The New York Times decision to publish an anonymous Op-Ed piece from a “senior White House official” is troubling. Reading the piece reinforced many beliefs I have of the Machiavellian nature of the Presidency. But on contemplation, a more troubling aspect of this action by an administration official bubbled to the surface. If we are to believe the motivation is to put country first over politics, the veil of anonymity casts a shadow of cowardice.
It would seem the writer is more concerned with protecting themselves, continuing the professed but inconsistently followed policies of the President, and maintaining Republican control of the White House than protecting the country from the deranged and dangerous President.
The American people, for reasons I still cannot fathom, elected Mr. Trump. He is the President of the United States.
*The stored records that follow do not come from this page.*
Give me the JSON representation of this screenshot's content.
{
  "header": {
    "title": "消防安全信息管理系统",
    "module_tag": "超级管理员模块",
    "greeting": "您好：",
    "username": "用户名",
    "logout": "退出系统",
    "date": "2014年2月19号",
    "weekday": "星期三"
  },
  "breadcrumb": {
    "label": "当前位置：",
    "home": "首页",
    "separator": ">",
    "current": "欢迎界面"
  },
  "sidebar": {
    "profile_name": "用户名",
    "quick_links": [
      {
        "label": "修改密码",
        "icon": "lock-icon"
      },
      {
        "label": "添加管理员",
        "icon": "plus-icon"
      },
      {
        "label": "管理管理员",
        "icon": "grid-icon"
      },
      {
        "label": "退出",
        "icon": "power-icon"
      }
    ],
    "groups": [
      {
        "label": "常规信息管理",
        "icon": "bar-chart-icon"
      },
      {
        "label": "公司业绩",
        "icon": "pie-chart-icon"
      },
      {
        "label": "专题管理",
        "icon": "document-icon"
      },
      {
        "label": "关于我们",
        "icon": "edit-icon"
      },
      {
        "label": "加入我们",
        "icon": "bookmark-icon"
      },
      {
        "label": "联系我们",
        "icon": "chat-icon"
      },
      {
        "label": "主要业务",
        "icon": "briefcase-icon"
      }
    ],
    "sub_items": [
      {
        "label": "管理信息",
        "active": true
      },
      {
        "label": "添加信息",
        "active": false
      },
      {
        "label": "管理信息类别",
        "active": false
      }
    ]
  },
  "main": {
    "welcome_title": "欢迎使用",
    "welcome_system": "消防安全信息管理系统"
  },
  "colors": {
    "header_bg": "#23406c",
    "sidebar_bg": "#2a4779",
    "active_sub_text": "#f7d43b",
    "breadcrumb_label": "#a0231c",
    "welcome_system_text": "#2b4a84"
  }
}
That the American people should breathe a sigh relief because unnamed, unknown, and unelected officials are manipulating government policy on our behalf is ludicrous.
This shadow government bears a strong resemblance to the “Deep state” so often blamed by the President for his problems.
If, as the writer points out, consideration has been given to invoking the 25th Amendment then that is the only path provided for removing an incompetent, deranged, or dangerous President.
When faced with a moral or ethical crisis within government it is expected those called to such service rise to the occasion and publicly take a stand. If that comes at the cost of one’s position such is the burden of public service.
The New York Times is not blameless in this. The media faces an unprecedented challenge to its survival. The public trend of seeking only that which confirms beliefs, no matter how foolish or wrongheaded, and disparaging different perspectives is dangerous. There has rarely been a time in history where a free and respected media is more critical to our survival.
Protecting anonymity is often the only way to obtain critical information. The long-protected secret of Watergate, ‘Deep-throat,” is the classic example. But protecting the anonymity of individuals who offer evidence of a dangerous man at the head of our government and profess to know what is in our best interests is a conspiracy to undermine the very foundation of government.
The anonymous writer invoked the name of John McCain as someone we should use as a model for a government of compromise. I admired John McCain. Millions of Americans admired John McCain. If McCain were still among us, I believe he’d be the first to demand the veil of anonymity be removed for the good of the country.